EXERCISE DESCRIPTION>
State how many lines of the records below contain the word "true", giving the number and nothing else.

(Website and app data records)
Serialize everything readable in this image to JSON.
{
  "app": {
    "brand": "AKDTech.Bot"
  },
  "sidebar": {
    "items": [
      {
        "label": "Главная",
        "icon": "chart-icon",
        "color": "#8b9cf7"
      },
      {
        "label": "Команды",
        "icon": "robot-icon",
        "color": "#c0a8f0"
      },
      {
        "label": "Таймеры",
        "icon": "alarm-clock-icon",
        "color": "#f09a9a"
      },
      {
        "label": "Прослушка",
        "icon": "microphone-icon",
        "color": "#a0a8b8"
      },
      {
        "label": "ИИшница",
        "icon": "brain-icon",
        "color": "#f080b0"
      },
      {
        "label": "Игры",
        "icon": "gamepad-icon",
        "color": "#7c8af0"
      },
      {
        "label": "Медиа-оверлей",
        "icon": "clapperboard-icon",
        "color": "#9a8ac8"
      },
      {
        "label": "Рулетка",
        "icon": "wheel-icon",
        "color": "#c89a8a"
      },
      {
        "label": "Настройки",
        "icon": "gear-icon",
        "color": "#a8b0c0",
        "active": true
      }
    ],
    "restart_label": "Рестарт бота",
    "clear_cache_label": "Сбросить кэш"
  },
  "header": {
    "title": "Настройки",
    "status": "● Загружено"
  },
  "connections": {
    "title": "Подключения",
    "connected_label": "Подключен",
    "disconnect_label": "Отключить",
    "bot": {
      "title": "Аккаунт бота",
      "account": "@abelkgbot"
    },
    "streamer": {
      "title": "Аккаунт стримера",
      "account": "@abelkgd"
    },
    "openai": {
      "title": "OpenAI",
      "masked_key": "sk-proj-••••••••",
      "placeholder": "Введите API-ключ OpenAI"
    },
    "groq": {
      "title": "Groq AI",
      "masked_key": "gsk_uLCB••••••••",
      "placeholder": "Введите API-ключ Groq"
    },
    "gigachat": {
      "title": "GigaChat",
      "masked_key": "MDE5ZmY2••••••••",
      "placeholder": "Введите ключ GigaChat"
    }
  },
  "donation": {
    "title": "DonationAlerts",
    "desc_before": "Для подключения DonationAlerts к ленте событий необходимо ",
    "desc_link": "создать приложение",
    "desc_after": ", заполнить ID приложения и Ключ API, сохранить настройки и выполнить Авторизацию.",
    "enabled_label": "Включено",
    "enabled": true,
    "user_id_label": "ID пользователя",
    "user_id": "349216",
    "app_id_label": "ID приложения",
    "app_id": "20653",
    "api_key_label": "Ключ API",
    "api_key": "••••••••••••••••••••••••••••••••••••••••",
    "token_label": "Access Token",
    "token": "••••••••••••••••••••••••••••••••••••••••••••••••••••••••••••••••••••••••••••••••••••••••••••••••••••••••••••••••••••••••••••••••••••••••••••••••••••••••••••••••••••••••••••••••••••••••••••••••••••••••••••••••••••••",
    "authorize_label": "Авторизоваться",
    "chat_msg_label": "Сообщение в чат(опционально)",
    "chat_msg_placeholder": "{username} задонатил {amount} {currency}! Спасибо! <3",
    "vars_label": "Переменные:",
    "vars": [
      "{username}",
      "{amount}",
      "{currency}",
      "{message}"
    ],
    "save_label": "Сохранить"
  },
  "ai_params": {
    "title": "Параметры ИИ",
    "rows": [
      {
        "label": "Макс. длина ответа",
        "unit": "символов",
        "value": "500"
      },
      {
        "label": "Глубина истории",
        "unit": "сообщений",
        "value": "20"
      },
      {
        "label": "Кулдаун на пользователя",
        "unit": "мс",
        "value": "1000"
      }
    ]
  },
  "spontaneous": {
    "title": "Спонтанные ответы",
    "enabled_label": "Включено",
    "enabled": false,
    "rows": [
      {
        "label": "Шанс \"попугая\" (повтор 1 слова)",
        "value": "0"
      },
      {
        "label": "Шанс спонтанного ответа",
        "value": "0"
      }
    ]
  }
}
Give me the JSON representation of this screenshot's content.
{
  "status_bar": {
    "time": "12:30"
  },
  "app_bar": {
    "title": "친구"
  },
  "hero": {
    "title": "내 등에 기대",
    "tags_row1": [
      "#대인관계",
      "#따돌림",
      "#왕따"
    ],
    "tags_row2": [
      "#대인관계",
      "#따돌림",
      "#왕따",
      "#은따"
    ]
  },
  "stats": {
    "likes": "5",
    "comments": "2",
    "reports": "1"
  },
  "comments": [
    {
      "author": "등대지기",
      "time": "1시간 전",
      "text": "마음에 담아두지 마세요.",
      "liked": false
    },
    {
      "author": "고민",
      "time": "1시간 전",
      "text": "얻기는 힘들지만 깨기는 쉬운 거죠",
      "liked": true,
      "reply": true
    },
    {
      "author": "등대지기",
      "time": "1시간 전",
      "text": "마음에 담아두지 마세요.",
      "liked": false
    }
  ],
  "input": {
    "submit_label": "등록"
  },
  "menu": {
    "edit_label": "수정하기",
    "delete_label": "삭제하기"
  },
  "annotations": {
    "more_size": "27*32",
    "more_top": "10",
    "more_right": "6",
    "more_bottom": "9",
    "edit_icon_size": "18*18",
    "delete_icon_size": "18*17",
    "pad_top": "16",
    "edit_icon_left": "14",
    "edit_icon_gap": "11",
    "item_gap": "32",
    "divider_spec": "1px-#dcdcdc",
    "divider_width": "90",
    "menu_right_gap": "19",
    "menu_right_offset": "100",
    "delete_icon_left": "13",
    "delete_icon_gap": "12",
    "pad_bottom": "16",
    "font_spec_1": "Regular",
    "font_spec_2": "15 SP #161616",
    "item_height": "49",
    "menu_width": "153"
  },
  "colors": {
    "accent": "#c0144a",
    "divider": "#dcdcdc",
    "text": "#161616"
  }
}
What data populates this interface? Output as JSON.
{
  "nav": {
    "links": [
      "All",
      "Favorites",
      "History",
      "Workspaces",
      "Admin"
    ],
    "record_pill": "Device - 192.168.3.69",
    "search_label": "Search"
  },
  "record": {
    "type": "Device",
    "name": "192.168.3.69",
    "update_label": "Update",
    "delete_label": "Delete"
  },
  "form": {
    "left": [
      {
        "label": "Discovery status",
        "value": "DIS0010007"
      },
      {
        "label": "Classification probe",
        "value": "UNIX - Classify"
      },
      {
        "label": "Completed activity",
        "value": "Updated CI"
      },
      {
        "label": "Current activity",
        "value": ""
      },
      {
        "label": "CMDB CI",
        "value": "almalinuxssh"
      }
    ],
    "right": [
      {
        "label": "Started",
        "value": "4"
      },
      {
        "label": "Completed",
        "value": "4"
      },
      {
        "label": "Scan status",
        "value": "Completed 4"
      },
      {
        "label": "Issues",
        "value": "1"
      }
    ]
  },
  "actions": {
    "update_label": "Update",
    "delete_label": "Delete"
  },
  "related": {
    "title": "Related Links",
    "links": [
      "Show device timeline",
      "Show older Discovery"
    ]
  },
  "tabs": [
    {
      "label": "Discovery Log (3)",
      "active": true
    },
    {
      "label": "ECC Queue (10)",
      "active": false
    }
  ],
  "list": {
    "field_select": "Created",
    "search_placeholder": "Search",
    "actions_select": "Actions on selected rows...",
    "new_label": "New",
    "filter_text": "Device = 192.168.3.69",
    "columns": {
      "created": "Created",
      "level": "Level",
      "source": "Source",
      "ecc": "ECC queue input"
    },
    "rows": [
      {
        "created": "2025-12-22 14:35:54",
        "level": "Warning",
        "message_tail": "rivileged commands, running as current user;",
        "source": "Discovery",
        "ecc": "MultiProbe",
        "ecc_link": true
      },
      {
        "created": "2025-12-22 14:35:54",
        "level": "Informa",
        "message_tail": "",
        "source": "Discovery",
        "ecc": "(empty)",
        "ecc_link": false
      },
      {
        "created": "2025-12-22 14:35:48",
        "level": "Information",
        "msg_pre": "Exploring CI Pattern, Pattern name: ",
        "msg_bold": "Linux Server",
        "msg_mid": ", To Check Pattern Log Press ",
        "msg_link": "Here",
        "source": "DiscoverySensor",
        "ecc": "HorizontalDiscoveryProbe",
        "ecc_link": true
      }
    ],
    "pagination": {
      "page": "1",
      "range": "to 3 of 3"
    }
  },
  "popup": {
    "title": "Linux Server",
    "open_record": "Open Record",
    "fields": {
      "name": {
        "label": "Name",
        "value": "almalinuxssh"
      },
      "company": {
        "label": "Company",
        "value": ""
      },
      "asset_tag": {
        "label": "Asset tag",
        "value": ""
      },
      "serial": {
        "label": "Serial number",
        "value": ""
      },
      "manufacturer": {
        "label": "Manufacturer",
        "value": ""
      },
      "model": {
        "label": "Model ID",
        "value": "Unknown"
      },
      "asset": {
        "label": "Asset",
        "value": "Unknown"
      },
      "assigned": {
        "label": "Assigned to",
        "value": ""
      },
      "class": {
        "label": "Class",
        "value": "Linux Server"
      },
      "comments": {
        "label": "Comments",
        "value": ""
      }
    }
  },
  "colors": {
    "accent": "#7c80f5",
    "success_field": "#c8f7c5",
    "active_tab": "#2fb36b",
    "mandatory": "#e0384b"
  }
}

OUTPUT FOR THIS EXERCISE>
7